The Snipiskes cemetery – interring Vilnius’ most famous Jewish leaders – was desecrated by a series of regimes, including the Nazis and Soviets. The latter built a now-abandoned Sports Palace on top of cemetery land. Desecration continued under Lithuania’s democratic government, with two apartment buildings constructed on cemetery grounds during the last decade, disturbing and shattering human remains.
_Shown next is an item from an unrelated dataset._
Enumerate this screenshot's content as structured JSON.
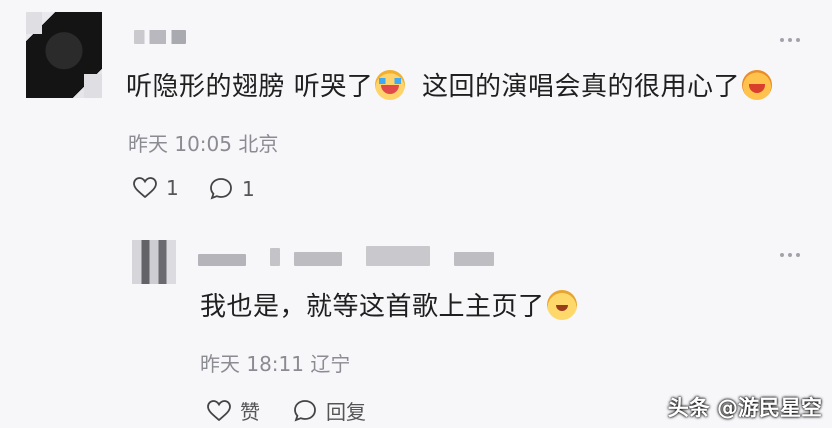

Recently, the government announced plans to redevelop the abandoned Sports Palace into a Congress Hall. Leading Rabbis who maintain the Lithuanian tradition of Talmud study publicly decried the plan, protesting “any use of this sacred site other than for prayer and solemn reflection.”
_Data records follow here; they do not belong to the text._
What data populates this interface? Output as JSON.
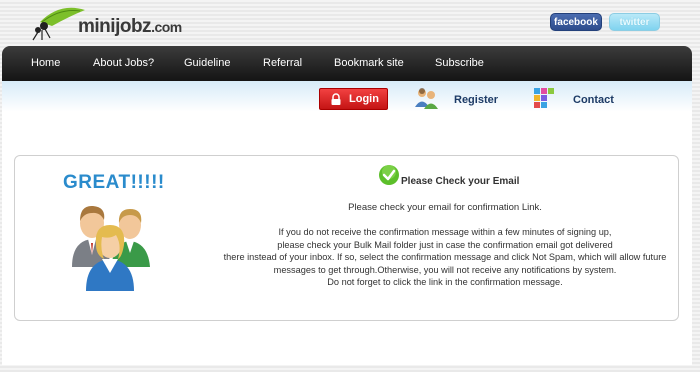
{
  "header": {
    "logo": {
      "word_a": "mini",
      "word_b": "jobz",
      "suffix": ".com"
    },
    "social": {
      "facebook": "facebook",
      "twitter": "twitter"
    }
  },
  "nav": {
    "items": [
      {
        "label": "Home"
      },
      {
        "label": "About Jobs?"
      },
      {
        "label": "Guideline"
      },
      {
        "label": "Referral"
      },
      {
        "label": "Bookmark site"
      },
      {
        "label": "Subscribe"
      }
    ]
  },
  "actions": {
    "login": "Login",
    "register": "Register",
    "contact": "Contact"
  },
  "content": {
    "banner": "GREAT!!!!!",
    "title": "Please Check your Email",
    "subtitle": "Please check your email for confirmation Link.",
    "lines": [
      "If you do not receive the confirmation message within a few minutes of signing up,",
      "please check your Bulk Mail folder just in case the confirmation email got delivered",
      "there instead of your inbox. If so, select the confirmation message and click Not Spam, which will allow future",
      "messages to get through.Otherwise, you will not receive any notifications by system.",
      "Do not forget to click the link in the confirmation message."
    ]
  },
  "icons": {
    "logo": "ant-logo-icon",
    "lock": "lock-icon",
    "register": "users-icon",
    "contact": "contact-blocks-icon",
    "check": "green-check-icon",
    "people": "people-group-icon"
  },
  "colors": {
    "nav_bg": "#1f1f1f",
    "login_red": "#e02a2a",
    "banner_blue": "#2a8bcc",
    "link_navy": "#1d3b66"
  }
}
The rabbinic delegation – with members from the US, Europe and Israel – met Lithuania’s First Deputy Chancellor Mr. Rimantas Vaitkus – who welcomed the group on behalf of Prime Minister Mr. Algirdas Butkevičius while he was abroad – and the Mayor of Vilnius, Mr. Remigijus Šimašius, to personally express the international Jewish Community’s opposition to the plan.
The group included leaders of the most famous Jewish institutions carrying on the glorious Lithuanian-Jewish tradition, such as Rabbi Malkiel Kotler, dean of Beth Medrash Govoha, a 6,500 student Yeshiva in Lakewood, NJ, and Rabbi Osher Kalmanowitz, dean of the Mir Yeshiva in Brooklyn. They were joined by the veteran European Rabbi and Halachic author Rabbi Avraham Yaffe Schlesinger, Chief Rabbi of the Orthodox Jewish community Machsike Hadass in Geneva; Rabbi David Niederman, representing the CRC of the USA and Canada, an umbrella group of hundreds of Jewish congregations with a membership of over 100,000; Dr. David Michael Schaps, of the Conference of Academicians for the Preservation of Jewish Cemeteries; and Rabbi Chizki Kalmanowitz, expert of Asra Kadisha.
“We had a thorough discussion with the Deputy Chancellor and Mayor and other officials, and we appreciate the time they gave to hear the outcry from the rabbinical leaders and worldwide Jewry, and their promise to review our request and respond to us. We were encouraged to hear that the plans aren’t final yet. We hope and pray that our plea to fully preserve the cemetery and cancel the current plans will be granted,” said Rabbi Niederman.